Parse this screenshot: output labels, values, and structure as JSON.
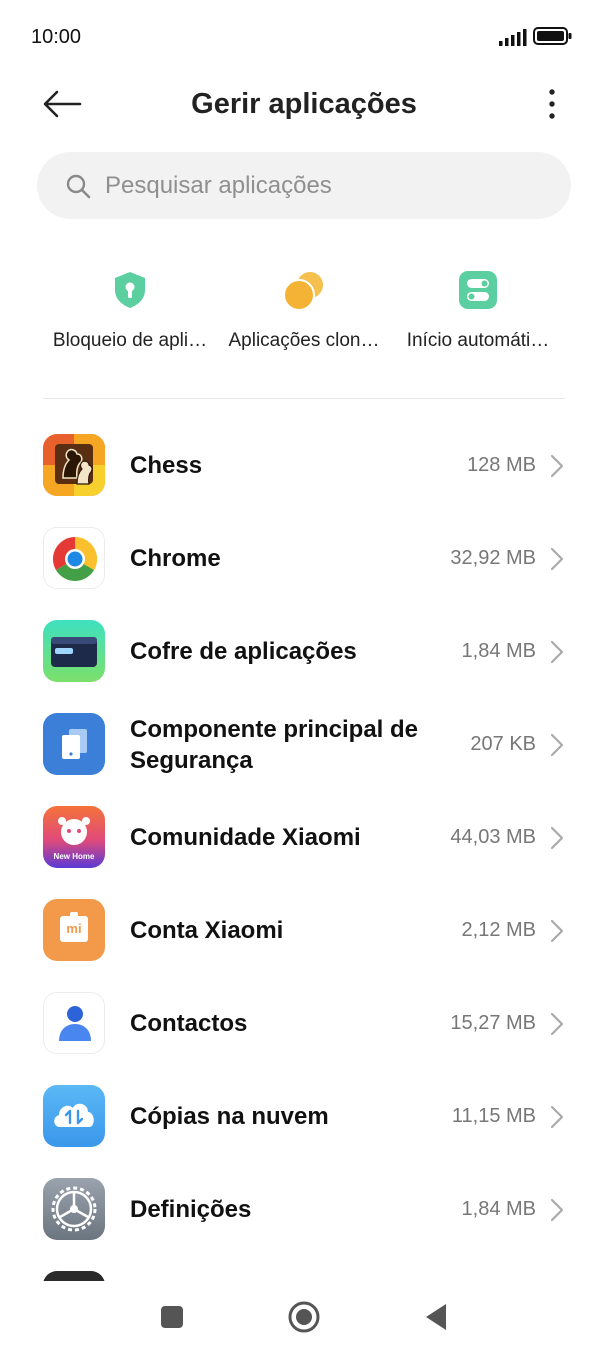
{
  "status_bar": {
    "time": "10:00"
  },
  "header": {
    "title": "Gerir aplicações",
    "back_icon": "arrow-left-icon",
    "more_icon": "vertical-dots-icon"
  },
  "search": {
    "placeholder": "Pesquisar aplicações",
    "value": ""
  },
  "shortcuts": [
    {
      "label": "Bloqueio de apli…",
      "icon": "shield-lock-icon",
      "color": "#5ccfa0"
    },
    {
      "label": "Aplicações clon…",
      "icon": "clone-circles-icon",
      "color": "#f5b335"
    },
    {
      "label": "Início automáti…",
      "icon": "toggle-switch-icon",
      "color": "#5ccfa0"
    }
  ],
  "apps": [
    {
      "name": "Chess",
      "size": "128 MB",
      "icon": "chess-app-icon"
    },
    {
      "name": "Chrome",
      "size": "32,92 MB",
      "icon": "chrome-app-icon"
    },
    {
      "name": "Cofre de aplicações",
      "size": "1,84 MB",
      "icon": "app-vault-icon"
    },
    {
      "name": "Componente principal de Segurança",
      "size": "207 KB",
      "icon": "security-core-icon"
    },
    {
      "name": "Comunidade Xiaomi",
      "size": "44,03 MB",
      "icon": "xiaomi-community-icon",
      "icon_text": "New Home"
    },
    {
      "name": "Conta Xiaomi",
      "size": "2,12 MB",
      "icon": "xiaomi-account-icon",
      "icon_text": "mi"
    },
    {
      "name": "Contactos",
      "size": "15,27 MB",
      "icon": "contacts-app-icon"
    },
    {
      "name": "Cópias na nuvem",
      "size": "11,15 MB",
      "icon": "cloud-backup-icon"
    },
    {
      "name": "Definições",
      "size": "1,84 MB",
      "icon": "settings-app-icon"
    }
  ],
  "nav_bar": {
    "recents_icon": "square-icon",
    "home_icon": "circle-home-icon",
    "back_icon": "triangle-back-icon"
  }
}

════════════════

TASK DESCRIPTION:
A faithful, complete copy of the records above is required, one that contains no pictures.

EXERCISE ANSWER:
Parse this screenshot: output labels, values, and structure as JSON.
{
  "status_bar": {
    "time": "10:00"
  },
  "header": {
    "title": "Gerir aplicações",
    "back_icon": "arrow-left-icon",
    "more_icon": "vertical-dots-icon"
  },
  "search": {
    "placeholder": "Pesquisar aplicações",
    "value": ""
  },
  "shortcuts": [
    {
      "label": "Bloqueio de apli…",
      "icon": "shield-lock-icon",
      "color": "#5ccfa0"
    },
    {
      "label": "Aplicações clon…",
      "icon": "clone-circles-icon",
      "color": "#f5b335"
    },
    {
      "label": "Início automáti…",
      "icon": "toggle-switch-icon",
      "color": "#5ccfa0"
    }
  ],
  "apps": [
    {
      "name": "Chess",
      "size": "128 MB",
      "icon": "chess-app-icon"
    },
    {
      "name": "Chrome",
      "size": "32,92 MB",
      "icon": "chrome-app-icon"
    },
    {
      "name": "Cofre de aplicações",
      "size": "1,84 MB",
      "icon": "app-vault-icon"
    },
    {
      "name": "Componente principal de Segurança",
      "size": "207 KB",
      "icon": "security-core-icon"
    },
    {
      "name": "Comunidade Xiaomi",
      "size": "44,03 MB",
      "icon": "xiaomi-community-icon",
      "icon_text": "New Home"
    },
    {
      "name": "Conta Xiaomi",
      "size": "2,12 MB",
      "icon": "xiaomi-account-icon",
      "icon_text": "mi"
    },
    {
      "name": "Contactos",
      "size": "15,27 MB",
      "icon": "contacts-app-icon"
    },
    {
      "name": "Cópias na nuvem",
      "size": "11,15 MB",
      "icon": "cloud-backup-icon"
    },
    {
      "name": "Definições",
      "size": "1,84 MB",
      "icon": "settings-app-icon"
    }
  ],
  "nav_bar": {
    "recents_icon": "square-icon",
    "home_icon": "circle-home-icon",
    "back_icon": "triangle-back-icon"
  }
}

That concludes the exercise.